August 20, 2009 by
I recently finished a housing search in Boulder, Colorado. After seeing nearly a dozen apartments, I ended up with a fabulous place to live. But along the way, I also saw the most frightening rental property I have ever seen. Let’s call it “the cottage.”
The cottage was advertised in the local paper with very little detail–just a price, a neighborhood, and a phone number. The price and location matched what I was looking for, so I called the owner to find out more about the property. He described it as a “rustic” one bedroom, single-family home, and warned that a tenant had just moved out, so it probably needed a good cleaning before anyone else could move in. I made an appointment to see it later that morning. I had a very what-the-hell attitude since it was the first day of my housing search, and I figured that it couldn’t hurt to just take a look. It wouldn’t waste much time, and I had other apartments to look at later in that same neighborhood.
I arrived at the cottage to find that it was an in-law building built behind another home and accessible only from an alley, not the street on which its address implied it sat. It was surrounded by overflowing dumpsters and recycling bins. The entire house was no more than 250 square feet, and it smelled of dead mice and mold. It appeared (and smelled!) as if it had been vacant for some time. There were no interior walls, and the ceilings were only about six feet high. There were holes and cracks in the wood flooring that appeared to be open to a crawl space below. There was no overhead lighting. A previous tenant had been heating the building with a space heater. The refrigerator was mid-1950s vintage–and not in a good way. I’ll spare you a description of the bathroom.
Basically, this place was a nightmare. The punchline to this story? The landlord wanted $900 a month plus utilities.
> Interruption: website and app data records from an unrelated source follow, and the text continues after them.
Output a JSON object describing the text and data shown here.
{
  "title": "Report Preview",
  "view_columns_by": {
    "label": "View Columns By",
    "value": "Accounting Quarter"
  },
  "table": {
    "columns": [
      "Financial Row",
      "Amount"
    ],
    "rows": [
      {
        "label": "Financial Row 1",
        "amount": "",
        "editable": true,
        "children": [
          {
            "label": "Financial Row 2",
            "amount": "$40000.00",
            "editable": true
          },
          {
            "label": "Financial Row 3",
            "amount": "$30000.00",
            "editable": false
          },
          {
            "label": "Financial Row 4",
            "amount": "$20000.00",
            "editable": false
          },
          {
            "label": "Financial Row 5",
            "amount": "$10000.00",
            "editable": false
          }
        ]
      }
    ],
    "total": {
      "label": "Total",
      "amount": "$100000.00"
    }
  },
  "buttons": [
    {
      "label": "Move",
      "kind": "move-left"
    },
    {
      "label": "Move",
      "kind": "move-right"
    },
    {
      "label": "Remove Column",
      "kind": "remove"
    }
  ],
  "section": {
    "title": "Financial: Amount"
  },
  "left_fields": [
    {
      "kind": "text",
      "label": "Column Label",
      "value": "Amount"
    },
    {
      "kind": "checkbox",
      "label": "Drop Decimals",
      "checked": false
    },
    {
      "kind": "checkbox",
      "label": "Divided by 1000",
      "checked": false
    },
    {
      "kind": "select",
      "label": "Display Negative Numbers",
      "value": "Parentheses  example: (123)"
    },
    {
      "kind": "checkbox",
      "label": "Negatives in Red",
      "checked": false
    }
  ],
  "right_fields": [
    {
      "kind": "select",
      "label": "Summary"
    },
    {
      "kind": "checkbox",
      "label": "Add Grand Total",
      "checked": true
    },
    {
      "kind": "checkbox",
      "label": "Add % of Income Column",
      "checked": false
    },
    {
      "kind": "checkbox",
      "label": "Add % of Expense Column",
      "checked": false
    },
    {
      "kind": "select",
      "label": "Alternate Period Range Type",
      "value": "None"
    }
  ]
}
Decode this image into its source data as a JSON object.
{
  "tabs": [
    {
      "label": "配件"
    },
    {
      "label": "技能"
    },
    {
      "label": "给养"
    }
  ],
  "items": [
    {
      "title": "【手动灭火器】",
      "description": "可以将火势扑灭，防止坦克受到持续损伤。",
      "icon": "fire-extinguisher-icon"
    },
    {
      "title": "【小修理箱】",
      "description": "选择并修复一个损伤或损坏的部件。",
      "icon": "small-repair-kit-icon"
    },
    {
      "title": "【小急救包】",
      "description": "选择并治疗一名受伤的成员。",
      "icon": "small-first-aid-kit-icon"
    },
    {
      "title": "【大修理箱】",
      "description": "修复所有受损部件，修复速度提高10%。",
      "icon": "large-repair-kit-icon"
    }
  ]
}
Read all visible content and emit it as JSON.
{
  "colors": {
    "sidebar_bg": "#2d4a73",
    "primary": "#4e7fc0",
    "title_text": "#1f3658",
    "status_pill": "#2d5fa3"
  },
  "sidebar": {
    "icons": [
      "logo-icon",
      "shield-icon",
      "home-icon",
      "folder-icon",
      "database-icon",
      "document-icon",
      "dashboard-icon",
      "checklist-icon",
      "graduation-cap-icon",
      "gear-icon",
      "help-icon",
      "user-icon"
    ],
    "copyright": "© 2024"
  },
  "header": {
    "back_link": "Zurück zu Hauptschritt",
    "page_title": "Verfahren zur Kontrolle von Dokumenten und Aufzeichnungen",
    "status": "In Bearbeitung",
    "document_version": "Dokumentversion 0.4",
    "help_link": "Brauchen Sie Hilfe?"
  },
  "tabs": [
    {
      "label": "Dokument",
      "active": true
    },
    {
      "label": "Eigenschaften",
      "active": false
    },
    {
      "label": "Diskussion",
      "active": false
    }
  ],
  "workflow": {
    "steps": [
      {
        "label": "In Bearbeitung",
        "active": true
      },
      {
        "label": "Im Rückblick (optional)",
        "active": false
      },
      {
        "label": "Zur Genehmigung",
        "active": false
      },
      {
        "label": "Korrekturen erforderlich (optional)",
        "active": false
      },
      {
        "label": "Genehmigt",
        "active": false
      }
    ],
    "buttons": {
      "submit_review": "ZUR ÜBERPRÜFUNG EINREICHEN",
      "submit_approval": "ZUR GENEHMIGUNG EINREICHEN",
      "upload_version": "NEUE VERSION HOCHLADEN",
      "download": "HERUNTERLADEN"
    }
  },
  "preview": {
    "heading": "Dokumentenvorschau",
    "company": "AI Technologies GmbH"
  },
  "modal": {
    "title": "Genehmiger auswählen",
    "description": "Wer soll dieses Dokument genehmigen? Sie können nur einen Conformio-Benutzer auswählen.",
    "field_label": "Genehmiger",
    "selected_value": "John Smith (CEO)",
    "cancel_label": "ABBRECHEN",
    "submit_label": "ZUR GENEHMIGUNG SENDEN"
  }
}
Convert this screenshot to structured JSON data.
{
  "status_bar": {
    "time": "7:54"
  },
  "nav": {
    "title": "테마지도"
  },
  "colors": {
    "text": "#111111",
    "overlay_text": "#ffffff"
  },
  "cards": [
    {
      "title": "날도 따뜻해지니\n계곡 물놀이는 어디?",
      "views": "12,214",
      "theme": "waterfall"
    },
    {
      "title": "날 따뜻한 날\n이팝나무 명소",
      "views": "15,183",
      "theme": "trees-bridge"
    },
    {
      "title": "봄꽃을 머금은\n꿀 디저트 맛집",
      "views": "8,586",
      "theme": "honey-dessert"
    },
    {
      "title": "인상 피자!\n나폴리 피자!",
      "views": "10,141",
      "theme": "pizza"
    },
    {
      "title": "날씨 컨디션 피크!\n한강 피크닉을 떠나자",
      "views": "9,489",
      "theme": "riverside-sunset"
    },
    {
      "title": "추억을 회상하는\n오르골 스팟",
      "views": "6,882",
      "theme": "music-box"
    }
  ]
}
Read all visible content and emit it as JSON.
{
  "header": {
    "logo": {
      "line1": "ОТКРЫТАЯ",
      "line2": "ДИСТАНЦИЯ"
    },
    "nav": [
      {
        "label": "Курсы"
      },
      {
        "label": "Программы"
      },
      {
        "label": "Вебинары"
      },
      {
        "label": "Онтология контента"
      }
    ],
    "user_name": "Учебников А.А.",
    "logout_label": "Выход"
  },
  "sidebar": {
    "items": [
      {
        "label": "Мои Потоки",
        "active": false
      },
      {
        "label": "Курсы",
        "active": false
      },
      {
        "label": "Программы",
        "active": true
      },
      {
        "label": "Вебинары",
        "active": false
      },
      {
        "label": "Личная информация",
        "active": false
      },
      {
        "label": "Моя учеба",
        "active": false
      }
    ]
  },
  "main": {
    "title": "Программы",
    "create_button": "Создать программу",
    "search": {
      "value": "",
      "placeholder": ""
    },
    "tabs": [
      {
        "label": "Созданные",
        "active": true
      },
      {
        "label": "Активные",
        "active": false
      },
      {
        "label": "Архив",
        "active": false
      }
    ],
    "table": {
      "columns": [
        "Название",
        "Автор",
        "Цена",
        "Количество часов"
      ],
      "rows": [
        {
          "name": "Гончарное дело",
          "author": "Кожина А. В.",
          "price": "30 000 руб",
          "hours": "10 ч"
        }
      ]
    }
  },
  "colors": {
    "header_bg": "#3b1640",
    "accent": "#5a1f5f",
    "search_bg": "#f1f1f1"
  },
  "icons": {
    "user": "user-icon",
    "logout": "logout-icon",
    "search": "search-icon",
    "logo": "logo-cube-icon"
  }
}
So why am I posting this on Librations? What does it have to do with libraries, or beer for that matter? First, I really wanted a drink after seeing this place. And second, this is a great example of how I could have applied my super-librarian powers of information literacy skillz to a real-life situation.
Even though the cottage was advertised in an actual newspaper (this wasn’t some shady Craigslist posting), and the owner paid money (albeit a small amount) for the ad, this doesn’t mean that any of the implied authority that comes with such a source should be automatically associated with the product being advertised. As librarians, we deal with this sort of thing all the time. Venerated publishers can do sleazy things (like Elsevier publishing fake journals to sell pharmaceuticals). And Wikipedia (the anti-Elsevier?) has a large number of well written, clearly cited, and authoritative articles, particularly on topics related to popular culture and technology.
The owner’s use of the term “rustic” probably should have set off alarm bells in my head. In a similar vein, pseudo-research about controversial topics can often be spotted based on the language and style used to discuss an issue.
And finally, sometimes you just have to dive into something to figure out if its credible, relevant to your research, and appropriate for the task at hand. Man cannot survive on abstracts alone. It was in the owner’s interest not to tell me too much about the cottage over the phone, so I had to see it for myself and experience the horror first hand.
Seeing this terrifying building wasn’t a failure, just as coming across an article or a book you end up not needing isn’t a failure, either. It’s just part of the process. Research (and house hunting), isn’t always clean, linear, quick, or easy. Sometimes it involves dead ends, wrong turns, and readjustments.
And what’s a good house hunt without at least one horror story, right?